Sunday, August 10, 2003By Tom Rademacher
The Grand Rapids Press
In the beginning, it was just another tattered book to add to her collection.
But today, 11 years later, it has established itself as a keepsake for coming generations. It's an heirloom to be treasured and passed on. And the old book has demonstrated something else: That when faced with tough choices, some people still make the right call.
Julie Flietstra of Grandville was just 12 when her mother, Judy, paid a few dollars for an antique Bible at a secondhand store in Sparta. The youngster added it to her collection of more than 100 old books, but the more she leafed through it, the more she came to understand that this was no unwanted tome.
Buried deep within the sacred pages was a snippet of a wedding gown, and of a man's striped suit. It also bore handwritten entries from the 1800s. A fern had been pressed inside the front cover. It also held letters, a marriage certificate, a photo, recipes.
Julie came to love the old book and all it had held. But she figured someone else might treasure it even more -- a descendant, for instance -- and so she started to sleuth.
She had little to go on, mainly that the Bible's original owners were Roxana Stauffer and husband Samuel, both gone now nearly 100 years. Using the Internet and other genealogical tools, she eventually tracked down the oldest living descendant -- Esther Gross, 67, of Nashville, Tenn.
And on a sun-dappled day last month, Julie and Esther met over Roxana and Samuel's tombstone in an Ottawa County cemetery so Julie could present the leather-bound Bible to its rightful owner.
It could not have gone to a more deserving descendant. Esther and her husband, Fred, have worked since 1970 as missionaries, spreading the word as far away as Columbia. And Esther, it turns out, always has been consumed with her ancestry. Though she knew volumes about great-great-grandparents Roxana and Frank, she never dreamed a Bible existed to help fuel her research and better understand her heritage.
When Julie, now 23, finally tracked Esther down last October, she stunned her with an e-mail disclosing the Bible's existence. Esther and Fred planned a road trip here for the rendezvous, not realizing that Julie was saving all the contents of the Bible as a final surprise.
The assorted memorabilia brought tears to Esther's eyes, and after presenting Julie with a lace doily she had crocheted for the occasion, Esther reminisced about a great-great-grandmother whose faith remained unshaken despite enduring unspeakable hardships while growing up in Chester Township, north of Conklin.
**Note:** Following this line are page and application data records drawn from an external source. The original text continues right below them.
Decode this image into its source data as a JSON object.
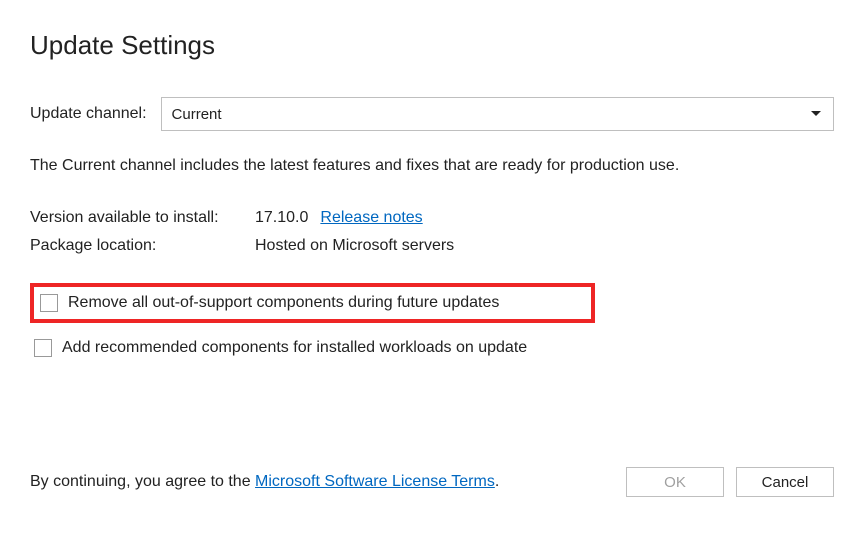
{
  "title": "Update Settings",
  "channel": {
    "label": "Update channel:",
    "selected": "Current",
    "description": "The Current channel includes the latest features and fixes that are ready for production use."
  },
  "version": {
    "label": "Version available to install:",
    "value": "17.10.0",
    "release_notes_link": "Release notes"
  },
  "package": {
    "label": "Package location:",
    "value": "Hosted on Microsoft servers"
  },
  "checkboxes": {
    "remove_components": "Remove all out-of-support components during future updates",
    "add_recommended": "Add recommended components for installed workloads on update"
  },
  "footer": {
    "prefix": "By continuing, you agree to the ",
    "link": "Microsoft Software License Terms",
    "suffix": ".",
    "ok": "OK",
    "cancel": "Cancel"
  }
}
According to research Esther compiled over the years, Roxana lost her husband in 1899 when he climbed into a cistern to rescue two other workmen who were overcome by toxic fumes. Still, Roxana died with her eye on kingdom come, telling those gathered around her deathbed that "We have all been so happy together. You all have been so good to me. I'm so glad to go. Meet me over there ..."
Then, turning to face her great-great-grandmother's grave, Esther whispered, "I look forward to meeting you one of these days."
Julie said she never regretted deciding to go after Roxana and Samuel's descendant.
"Eleven years ago, little could I have fathomed that on this day I would be standing at the graveside of Roxana Stauffer, presenting her beautiful Bible to one of her descendants," she told Esther.
"I now think of it more as a memoir of Roxana's life. And if Roxy could see us right now, I am certain that she is smiling down with great delight to see that her Bible has made such a miraculous journey, and has ultimately found its way into the hands of a family member.
Tom Rademacher's column appears Sundays, Tuesdays and Thursdays. A version also airs during the morning and evening newscasts each Sunday on WOOD TV-8. E-mail him at firstname.lastname@example.org